The cranium itself is typically long, narrow and high in Caucasians, similar in Negroids but lower, and more rounded in individuals of Mongoloid ancestry. The size of the nasal opening may be used as an indicator for ethnicity, with the nasal cavity of a Caucasian being narrower and higher in comparison to the broader opening belonging to an individual of Negroid origin, and Monogloids sitting somewhat in between.
The eye orbits can also provide clues as to the possible ethnicity, with individuals of Caucasian ancestry tending to have sloped orbits, as oppose to Negroids who generally possess more rectangular eye orbits and people of Mongoloid ancestry with rounder orbits.
The mastoid process, which refers to a particular part of the skull just behind the ear, tends to appear as a wider projection in Negroids whereas this is often more pointed and narrow in Caucasian individuals. An additional observation to note relating to teeth, Caucasians tend to have smaller teeth and more overcrowding, commonly resulting in impacting third molars that must be removed.Forensic anthropology refers to a specialised branch of physical anthropology particularly applied to medico-legal matters.
When dealing with a set of human remains, a primary fact to ascertain is the identity of the individual and how they may have died, which is understandably not straightforward if all that remains of a body is the skeleton. The forensic identification of human remains is a legal determination (sealed by the jurisdictional authority’s signature on a death certificate) based on the scientific matching Forensic Services, [email protected] Backgroundresearchcandrawfrom various sources, .
The two-day course is designed for individuals interested in learning basic methods for locating and excavating buried human remains. The course will include lectures on search and excavation techniques and days of hands on training in body excavation. INTRODUCTION The identification of human remains is important for both legal and humanitarian reasons.
This document provides a brief overview for non-. Human remains found in farm field sent to Ohio for forensic autopsy Unidentified human remains were located Monday afternoon in a Hagerstown farm field across Turnpike Road from Hagerstown.

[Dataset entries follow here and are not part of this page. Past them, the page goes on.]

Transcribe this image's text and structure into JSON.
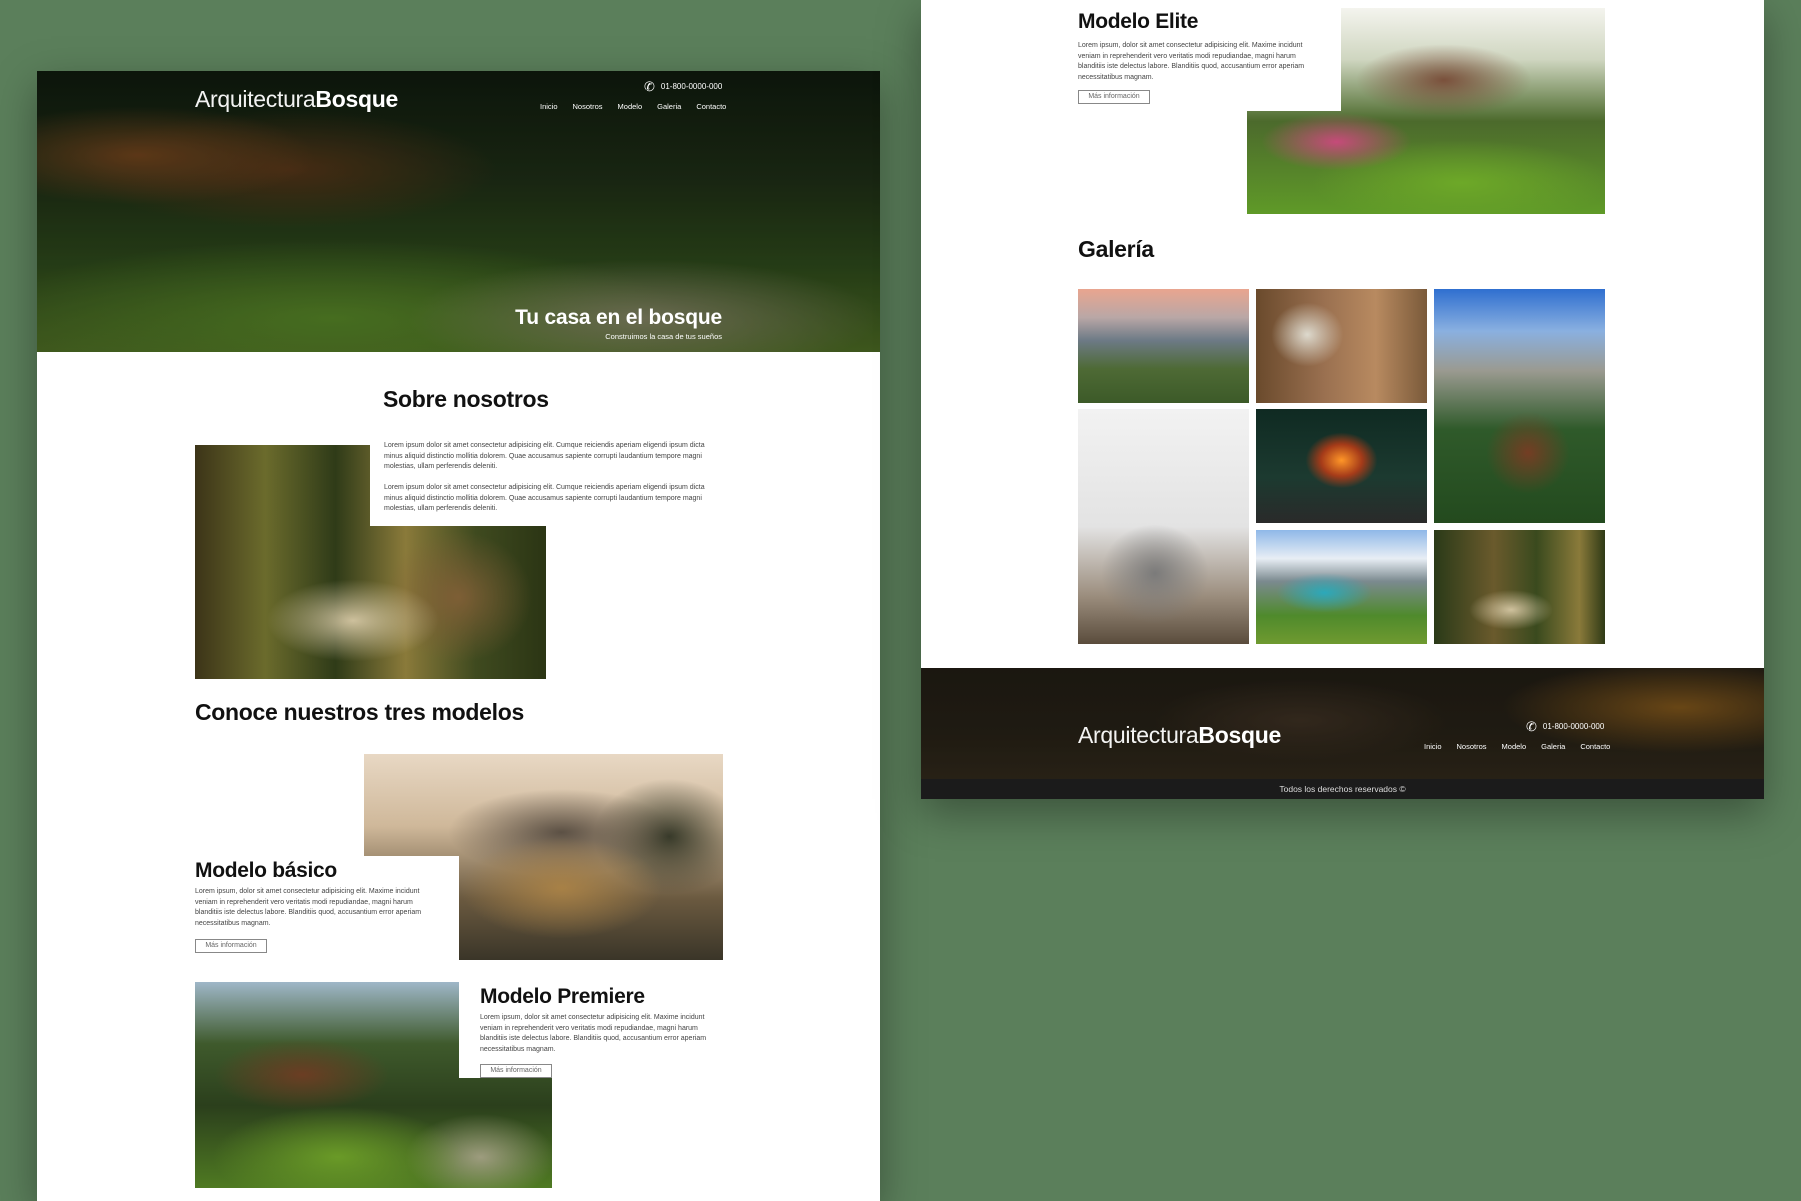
{
  "brand": {
    "name_light": "Arquitectura",
    "name_bold": "Bosque"
  },
  "contact": {
    "phone": "01-800-0000-000"
  },
  "nav": [
    "Inicio",
    "Nosotros",
    "Modelo",
    "Galeria",
    "Contacto"
  ],
  "hero": {
    "title": "Tu casa en el bosque",
    "subtitle": "Construimos la casa de tus sueños"
  },
  "about": {
    "title": "Sobre nosotros",
    "paragraphs": [
      "Lorem ipsum dolor sit amet consectetur adipisicing elit. Cumque reiciendis aperiam eligendi ipsum dicta minus aliquid distinctio mollitia dolorem. Quae accusamus sapiente corrupti laudantium tempore magni molestias, ullam perferendis deleniti.",
      "Lorem ipsum dolor sit amet consectetur adipisicing elit. Cumque reiciendis aperiam eligendi ipsum dicta minus aliquid distinctio mollitia dolorem. Quae accusamus sapiente corrupti laudantium tempore magni molestias, ullam perferendis deleniti."
    ]
  },
  "models": {
    "title": "Conoce nuestros tres modelos",
    "items": [
      {
        "name": "Modelo básico",
        "text": "Lorem ipsum, dolor sit amet consectetur adipisicing elit. Maxime incidunt veniam in reprehenderit vero veritatis modi repudiandae, magni harum blanditiis iste delectus labore. Blanditiis quod, accusantium error aperiam necessitatibus magnam.",
        "button": "Más información"
      },
      {
        "name": "Modelo Premiere",
        "text": "Lorem ipsum, dolor sit amet consectetur adipisicing elit. Maxime incidunt veniam in reprehenderit vero veritatis modi repudiandae, magni harum blanditiis iste delectus labore. Blanditiis quod, accusantium error aperiam necessitatibus magnam.",
        "button": "Más información"
      },
      {
        "name": "Modelo Elite",
        "text": "Lorem ipsum, dolor sit amet consectetur adipisicing elit. Maxime incidunt veniam in reprehenderit vero veritatis modi repudiandae, magni harum blanditiis iste delectus labore. Blanditiis quod, accusantium error aperiam necessitatibus magnam.",
        "button": "Más información"
      }
    ]
  },
  "gallery": {
    "title": "Galería"
  },
  "footer": {
    "copyright": "Todos los derechos reservados ©"
  },
  "icons": {
    "phone": "phone-icon"
  },
  "colors": {
    "background": "#5b7f5b",
    "footer_bar": "#1b1b1b",
    "text": "#111111"
  }
}
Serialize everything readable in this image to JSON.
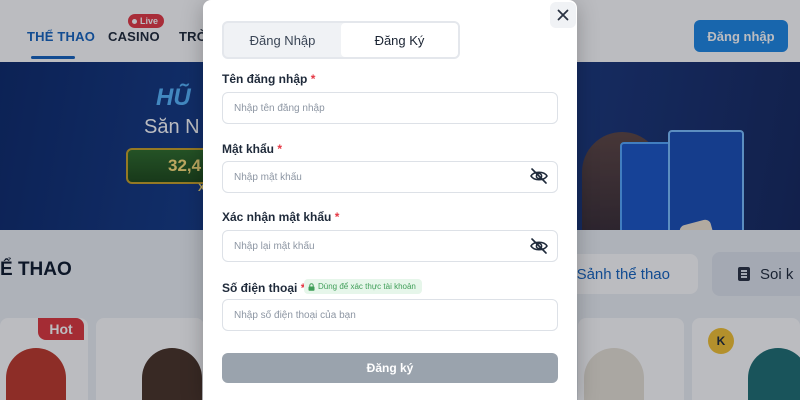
{
  "nav": {
    "items": [
      "THỂ THAO",
      "CASINO",
      "TRÒ"
    ],
    "live_badge": "Live",
    "login_button": "Đăng nhập"
  },
  "banner": {
    "title": "HŨ",
    "subtitle": "Săn N",
    "jackpot": "32,4",
    "jackpot_suffix": "X"
  },
  "sports_section": {
    "title": "Ể THAO",
    "tab_lobby": "Sảnh thể thao",
    "tab_odds": "Soi k",
    "hot_badge": "Hot",
    "k_badge": "K"
  },
  "modal": {
    "tabs": [
      "Đăng Nhập",
      "Đăng Ký"
    ],
    "active_tab": "Đăng Ký",
    "fields": [
      {
        "label": "Tên đăng nhập",
        "required": "*",
        "placeholder": "Nhập tên đăng nhập",
        "value": ""
      },
      {
        "label": "Mật khẩu",
        "required": "*",
        "placeholder": "Nhập mật khẩu",
        "value": "",
        "icon": "eye-slash-icon"
      },
      {
        "label": "Xác nhận mật khẩu",
        "required": "*",
        "placeholder": "Nhập lại mật khẩu",
        "value": "",
        "icon": "eye-slash-icon"
      },
      {
        "label": "Số điện thoại",
        "required": "*",
        "placeholder": "Nhập số điện thoại của bạn",
        "value": ""
      }
    ],
    "verify_note": "Dùng để xác thực tài khoản",
    "submit_button": "Đăng ký",
    "close_icon": "close-icon"
  },
  "colors": {
    "brand_blue": "#1e88e5",
    "required_red": "#e53945",
    "submit_disabled": "#9aa3ad",
    "verify_green": "#3f9e58"
  }
}
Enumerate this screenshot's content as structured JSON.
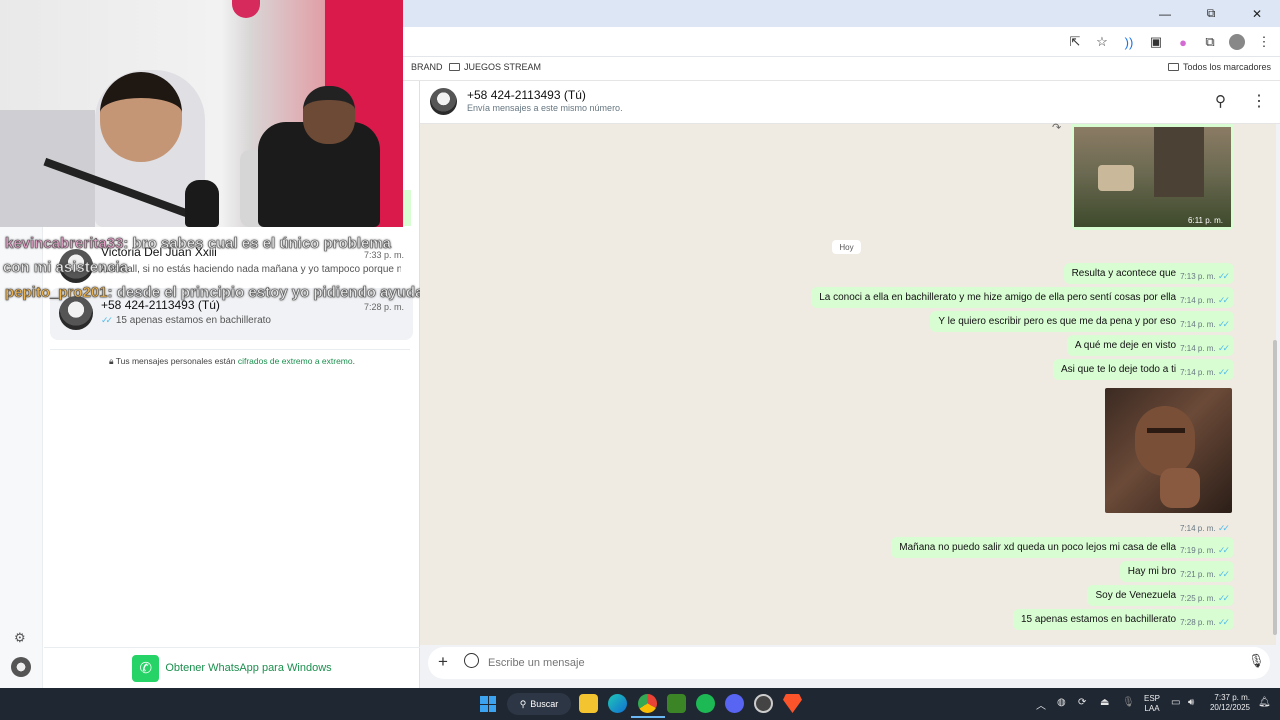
{
  "browser": {
    "window_controls": {
      "minimize": "—",
      "maximize": "⧉",
      "close": "✕"
    },
    "bookmarks": [
      {
        "label": "BRAND"
      },
      {
        "label": "JUEGOS STREAM"
      }
    ],
    "all_bookmarks_label": "Todos los marcadores"
  },
  "stream_overlay": {
    "lines": [
      {
        "user": "kevincabrerita33",
        "message": ": bro sabes cual es el único problema"
      },
      {
        "user": "",
        "message": "con mi asistencia"
      },
      {
        "user": "pepito_pro201",
        "message": ": desde el principio estoy yo pidiendo ayuda"
      }
    ]
  },
  "chat_list": [
    {
      "name": "Victoria Del Juan Xxiii",
      "time": "7:33 p. m.",
      "snippet": "Abnmall, si no estás haciendo nada mañana y yo tampoco porque n..."
    },
    {
      "name": "+58 424-2113493 (Tú)",
      "time": "7:28 p. m.",
      "snippet": "15 apenas estamos en bachillerato"
    }
  ],
  "encrypted_notice": {
    "prefix": "Tus mensajes personales están",
    "link": "cifrados de extremo a extremo",
    "suffix": "."
  },
  "get_whatsapp": "Obtener WhatsApp para Windows",
  "chat_header": {
    "title": "+58 424-2113493 (Tú)",
    "subtitle": "Envía mensajes a este mismo número."
  },
  "messages": {
    "image1_time": "6:11 p. m.",
    "day_chip": "Hoy",
    "texts": [
      {
        "text": "Resulta y acontece que",
        "time": "7:13 p. m."
      },
      {
        "text": "La conoci a ella  en bachillerato y me hize amigo de ella pero sentí cosas por ella",
        "time": "7:14 p. m."
      },
      {
        "text": "Y le quiero escribir pero es que me da pena y por eso",
        "time": "7:14 p. m."
      },
      {
        "text": "A qué me deje en visto",
        "time": "7:14 p. m."
      },
      {
        "text": "Asi que te lo deje todo a ti",
        "time": "7:14 p. m."
      }
    ],
    "image2_time": "7:14 p. m.",
    "texts_after": [
      {
        "text": "Mañana no puedo salir xd queda un poco lejos mi casa de ella",
        "time": "7:19 p. m."
      },
      {
        "text": "Hay mi bro",
        "time": "7:21 p. m."
      },
      {
        "text": "Soy de Venezuela",
        "time": "7:25 p. m."
      },
      {
        "text": "15 apenas estamos en bachillerato",
        "time": "7:28 p. m."
      }
    ]
  },
  "composer": {
    "placeholder": "Escribe un mensaje"
  },
  "taskbar": {
    "search_label": "Buscar",
    "language": "ESP",
    "language_sub": "LAA",
    "time": "7:37 p. m.",
    "date": "20/12/2025"
  },
  "colors": {
    "bubble_out": "#d9fdd3",
    "chat_bg": "#efeae2",
    "accent_green": "#25d366",
    "tick_blue": "#53bdeb"
  }
}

Forensic anthropology is the application of the anatomical science of anthropology and its various subfields, including forensic archaeology and forensic taphonomy, in a legal setting. A forensic anthropologist can assist in the identification of deceased individuals whose remains are decomposed, burned, mutilated or otherwise unrecognizable.